## What you are asked to do:
Skip the images and return the records below exactly.

[Material shown Boundary: Start]

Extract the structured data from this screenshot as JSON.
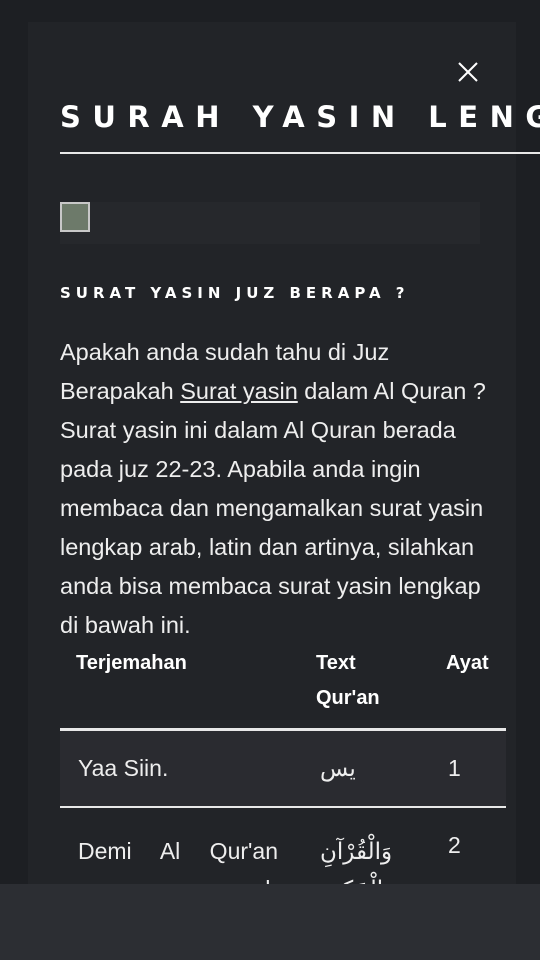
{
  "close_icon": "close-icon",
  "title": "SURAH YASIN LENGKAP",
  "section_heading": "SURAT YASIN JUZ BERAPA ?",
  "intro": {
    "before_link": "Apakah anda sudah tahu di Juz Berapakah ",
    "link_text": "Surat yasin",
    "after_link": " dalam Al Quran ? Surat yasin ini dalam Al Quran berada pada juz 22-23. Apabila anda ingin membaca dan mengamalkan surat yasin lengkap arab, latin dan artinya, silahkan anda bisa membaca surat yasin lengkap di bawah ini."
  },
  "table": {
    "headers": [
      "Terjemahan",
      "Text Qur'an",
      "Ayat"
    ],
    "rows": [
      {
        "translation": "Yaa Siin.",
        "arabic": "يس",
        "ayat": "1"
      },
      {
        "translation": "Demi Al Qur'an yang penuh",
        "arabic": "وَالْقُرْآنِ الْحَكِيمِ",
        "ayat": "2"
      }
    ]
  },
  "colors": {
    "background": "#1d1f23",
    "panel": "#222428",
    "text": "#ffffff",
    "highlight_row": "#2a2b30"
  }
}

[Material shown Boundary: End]

## Written response:
Extract the structured data from this screenshot as JSON.
{
  "close_icon": "close-icon",
  "title": "SURAH YASIN LENGKAP",
  "section_heading": "SURAT YASIN JUZ BERAPA ?",
  "intro": {
    "before_link": "Apakah anda sudah tahu di Juz Berapakah ",
    "link_text": "Surat yasin",
    "after_link": " dalam Al Quran ? Surat yasin ini dalam Al Quran berada pada juz 22-23. Apabila anda ingin membaca dan mengamalkan surat yasin lengkap arab, latin dan artinya, silahkan anda bisa membaca surat yasin lengkap di bawah ini."
  },
  "table": {
    "headers": [
      "Terjemahan",
      "Text Qur'an",
      "Ayat"
    ],
    "rows": [
      {
        "translation": "Yaa Siin.",
        "arabic": "يس",
        "ayat": "1"
      },
      {
        "translation": "Demi Al Qur'an yang penuh",
        "arabic": "وَالْقُرْآنِ الْحَكِيمِ",
        "ayat": "2"
      }
    ]
  },
  "colors": {
    "background": "#1d1f23",
    "panel": "#222428",
    "text": "#ffffff",
    "highlight_row": "#2a2b30"
  }
}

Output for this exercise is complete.